Recorded information:
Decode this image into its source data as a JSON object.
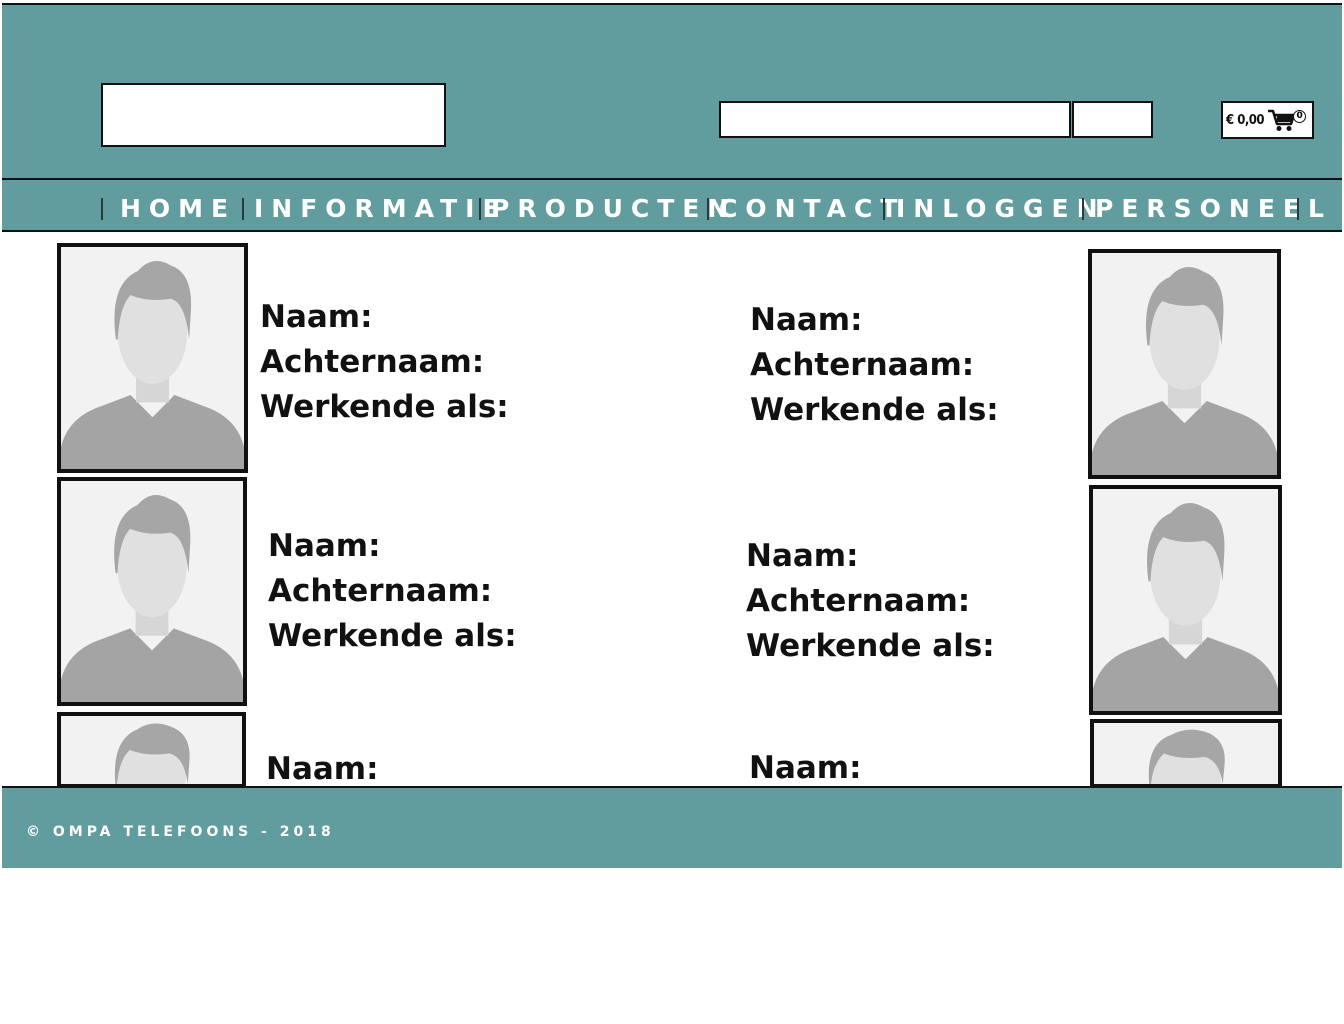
{
  "header": {
    "cart": {
      "price": "€ 0,00",
      "count": "0"
    }
  },
  "nav": {
    "items": [
      {
        "label": "HOME"
      },
      {
        "label": "INFORMATIE"
      },
      {
        "label": "PRODUCTEN"
      },
      {
        "label": "CONTACT"
      },
      {
        "label": "INLOGGEN"
      },
      {
        "label": "PERSONEEL"
      }
    ]
  },
  "staff": {
    "name_label": "Naam:",
    "lastname_label": "Achternaam:",
    "role_label": "Werkende als:"
  },
  "footer": {
    "copyright": "© OMPA TELEFOONS - 2018"
  },
  "colors": {
    "brand": "#619d9e",
    "border": "#111111",
    "placeholder_bg": "#f2f2f2"
  },
  "icons": {
    "cart": "shopping-cart-icon",
    "avatar": "avatar-placeholder-icon"
  }
}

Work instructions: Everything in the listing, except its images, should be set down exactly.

Reply:
Decode this image into its source data as a JSON object.
{
  "header": {
    "cart": {
      "price": "€ 0,00",
      "count": "0"
    }
  },
  "nav": {
    "items": [
      {
        "label": "HOME"
      },
      {
        "label": "INFORMATIE"
      },
      {
        "label": "PRODUCTEN"
      },
      {
        "label": "CONTACT"
      },
      {
        "label": "INLOGGEN"
      },
      {
        "label": "PERSONEEL"
      }
    ]
  },
  "staff": {
    "name_label": "Naam:",
    "lastname_label": "Achternaam:",
    "role_label": "Werkende als:"
  },
  "footer": {
    "copyright": "© OMPA TELEFOONS - 2018"
  },
  "colors": {
    "brand": "#619d9e",
    "border": "#111111",
    "placeholder_bg": "#f2f2f2"
  },
  "icons": {
    "cart": "shopping-cart-icon",
    "avatar": "avatar-placeholder-icon"
  }
}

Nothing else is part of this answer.